◆ PROBLEM REQUIREMENTS:
Count every line of the data that includes "label". State only the number.

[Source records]
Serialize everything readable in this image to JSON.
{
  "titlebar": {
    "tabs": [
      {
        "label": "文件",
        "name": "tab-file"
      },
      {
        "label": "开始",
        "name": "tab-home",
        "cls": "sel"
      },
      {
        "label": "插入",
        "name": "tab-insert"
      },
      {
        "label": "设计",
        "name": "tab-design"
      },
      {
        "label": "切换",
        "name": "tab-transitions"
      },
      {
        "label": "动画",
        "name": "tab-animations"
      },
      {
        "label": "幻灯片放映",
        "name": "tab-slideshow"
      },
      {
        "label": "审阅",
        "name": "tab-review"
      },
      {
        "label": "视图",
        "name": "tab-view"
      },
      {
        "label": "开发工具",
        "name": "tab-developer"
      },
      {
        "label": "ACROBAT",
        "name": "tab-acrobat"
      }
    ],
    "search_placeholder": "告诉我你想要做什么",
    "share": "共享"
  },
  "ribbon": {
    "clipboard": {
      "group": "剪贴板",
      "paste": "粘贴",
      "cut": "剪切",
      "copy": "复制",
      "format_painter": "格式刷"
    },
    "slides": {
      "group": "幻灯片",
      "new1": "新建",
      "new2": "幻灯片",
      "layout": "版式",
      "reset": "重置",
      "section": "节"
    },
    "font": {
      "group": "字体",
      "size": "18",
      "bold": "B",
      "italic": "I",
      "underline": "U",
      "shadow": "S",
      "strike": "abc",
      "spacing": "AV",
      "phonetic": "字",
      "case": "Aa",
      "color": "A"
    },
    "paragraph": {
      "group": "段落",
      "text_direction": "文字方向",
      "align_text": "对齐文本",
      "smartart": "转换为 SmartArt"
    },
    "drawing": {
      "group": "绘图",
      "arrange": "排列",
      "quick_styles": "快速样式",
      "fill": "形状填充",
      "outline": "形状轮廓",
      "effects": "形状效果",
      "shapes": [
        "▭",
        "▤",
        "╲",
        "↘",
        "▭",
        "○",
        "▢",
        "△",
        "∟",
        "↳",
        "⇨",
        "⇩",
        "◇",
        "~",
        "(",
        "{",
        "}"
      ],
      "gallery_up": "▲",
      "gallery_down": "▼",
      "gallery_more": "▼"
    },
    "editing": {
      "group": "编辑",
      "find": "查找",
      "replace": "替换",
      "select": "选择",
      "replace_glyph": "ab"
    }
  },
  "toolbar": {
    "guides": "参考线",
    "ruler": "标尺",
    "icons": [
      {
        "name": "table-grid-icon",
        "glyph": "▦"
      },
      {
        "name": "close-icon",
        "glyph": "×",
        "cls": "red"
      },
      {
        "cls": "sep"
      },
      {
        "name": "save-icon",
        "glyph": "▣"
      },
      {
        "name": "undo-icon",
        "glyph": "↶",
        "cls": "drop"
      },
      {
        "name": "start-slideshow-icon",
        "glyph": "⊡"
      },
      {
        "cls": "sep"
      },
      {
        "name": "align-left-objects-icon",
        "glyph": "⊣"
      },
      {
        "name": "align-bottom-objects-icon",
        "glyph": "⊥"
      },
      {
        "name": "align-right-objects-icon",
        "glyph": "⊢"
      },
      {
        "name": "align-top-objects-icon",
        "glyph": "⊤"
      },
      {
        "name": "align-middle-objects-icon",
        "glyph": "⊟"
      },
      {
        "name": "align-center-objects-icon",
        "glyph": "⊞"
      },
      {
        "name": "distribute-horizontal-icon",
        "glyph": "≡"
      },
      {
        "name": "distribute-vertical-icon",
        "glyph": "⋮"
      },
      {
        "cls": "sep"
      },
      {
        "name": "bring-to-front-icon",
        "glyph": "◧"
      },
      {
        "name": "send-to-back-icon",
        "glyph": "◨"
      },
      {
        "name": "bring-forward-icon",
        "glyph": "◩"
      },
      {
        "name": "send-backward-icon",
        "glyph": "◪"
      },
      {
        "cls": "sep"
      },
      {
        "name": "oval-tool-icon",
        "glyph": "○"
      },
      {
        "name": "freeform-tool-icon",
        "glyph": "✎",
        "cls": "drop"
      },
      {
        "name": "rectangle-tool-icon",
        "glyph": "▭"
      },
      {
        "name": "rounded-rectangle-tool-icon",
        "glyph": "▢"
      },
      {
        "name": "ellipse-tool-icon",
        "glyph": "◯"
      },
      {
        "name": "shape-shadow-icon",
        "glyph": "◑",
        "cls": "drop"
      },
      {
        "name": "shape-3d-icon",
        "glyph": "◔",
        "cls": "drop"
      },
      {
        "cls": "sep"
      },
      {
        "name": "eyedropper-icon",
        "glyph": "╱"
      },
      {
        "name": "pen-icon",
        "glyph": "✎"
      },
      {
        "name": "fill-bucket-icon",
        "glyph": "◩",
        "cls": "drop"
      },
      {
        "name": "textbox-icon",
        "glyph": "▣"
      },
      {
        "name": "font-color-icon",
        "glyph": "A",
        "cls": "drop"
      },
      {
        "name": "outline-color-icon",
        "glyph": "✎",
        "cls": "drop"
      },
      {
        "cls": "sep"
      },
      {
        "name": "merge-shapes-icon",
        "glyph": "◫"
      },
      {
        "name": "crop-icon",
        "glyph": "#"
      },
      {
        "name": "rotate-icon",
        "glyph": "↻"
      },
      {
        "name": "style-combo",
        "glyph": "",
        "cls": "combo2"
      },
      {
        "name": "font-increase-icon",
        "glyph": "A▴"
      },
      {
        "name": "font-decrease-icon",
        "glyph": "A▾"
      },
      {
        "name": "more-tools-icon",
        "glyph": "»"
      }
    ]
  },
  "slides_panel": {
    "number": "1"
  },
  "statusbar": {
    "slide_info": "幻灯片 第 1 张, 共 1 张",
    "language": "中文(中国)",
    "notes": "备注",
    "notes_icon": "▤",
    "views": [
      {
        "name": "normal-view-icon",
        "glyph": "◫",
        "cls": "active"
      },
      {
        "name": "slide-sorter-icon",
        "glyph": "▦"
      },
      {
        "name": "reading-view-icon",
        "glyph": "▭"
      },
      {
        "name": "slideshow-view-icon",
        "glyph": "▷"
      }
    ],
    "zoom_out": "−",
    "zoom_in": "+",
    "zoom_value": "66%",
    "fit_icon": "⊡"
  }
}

◆ SOLVED PROBLEM:
11